While both types of implants are made of an outer silicone shell, they are filled with materials which create their own unique look and feel.
Saline implants are filled with sterile salt water. The implants are placed through a small incision under the breast, on the areola, through the belly button, or through the underarm. They are rolled up and placed into the breast before being filled with saline.
Women must be 18 or older before they can have a breast augmentation with a saline implant. For breast reconstruction, saline implants are available at any age.
Silicone implants are are filled with a cohesive silicone gel. This substance mimics the properties of the breast, producing a more natural look and feel when compared to saline implants. The cohesive gel stays together and does not ooze, earning the nickname “gummy bear”.
These implants are available to women 22 and older for breast augmentation. As with silicone implants, they are available to women of any age for breast reconstruction.
Both implants have a chance of rupturing, which will affect the size and shape of the implant. While there is no mortal danger with a rupture in either implant, there are a few things to consider with both types.
If a saline implant ruptures, the liquid will leak out of the implant and be absorbed by the body. The saline solution is harmless, so there is nothing to fear if this happens. However, your doctor may recommend surgery to remove the silicone shell. This will give you the opportunity to replace the implant, if you so desire.

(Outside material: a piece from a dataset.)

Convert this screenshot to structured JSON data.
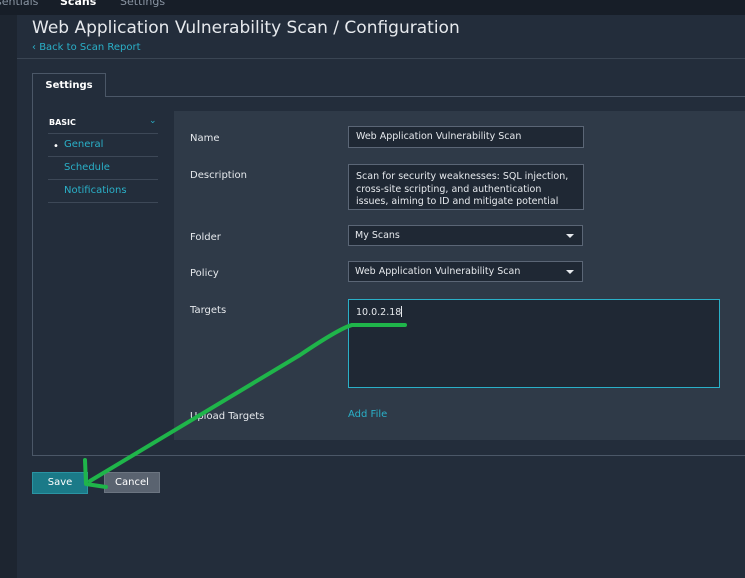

Silicone implant ruptures are much harder to detect. This is due to a particular property of silicone implants which causes the leaking silicone gel to remain in the fibrous tissue, or capsule, which forms around the implant. It is called a silent rupture because it is so difficult to detect. Women who choose silicone implants are required to undergo an MRI scan three years after the implant surgery, and then every two years following to check for silent ruptures.
While silicone gel is not associated with long-term or systemic health problems, it is possible for the implant to cause breast pain or even visible changes in the shape and contour of the breast. If these complications arise, your doctor will most likely recommend removing the implant, at which point a new implant may be placed.
Not all people may find that the implant is worth removing, however. Be sure to weigh the pros and cons of removing the implant with your doctor if a silent rupture is detected.
Other Factors To Consider
Saline implants require a much smaller incision compared with silicone implants. Because they are filled after being placed, the doctor can check breast symmetry visually and adjust accordingly.
Saline implants tend to produce a more rounded look compared with silicone implants, especially in thinner women with lower amounts of breast tissue. They feel similar to a water balloon.
Silicone implants have less chance of wrinkling or rippling. They are often the best choice for women who have undergone a mastectomy, or require an over-the-muscle placement. They are also an excellent choice for very thin women with very little breast tissue.
Silicone implants are more expensive than saline implants.
Once you are ready to choose your implants, visit Beverly Hills Plastic Surgery to schedule your next appointment.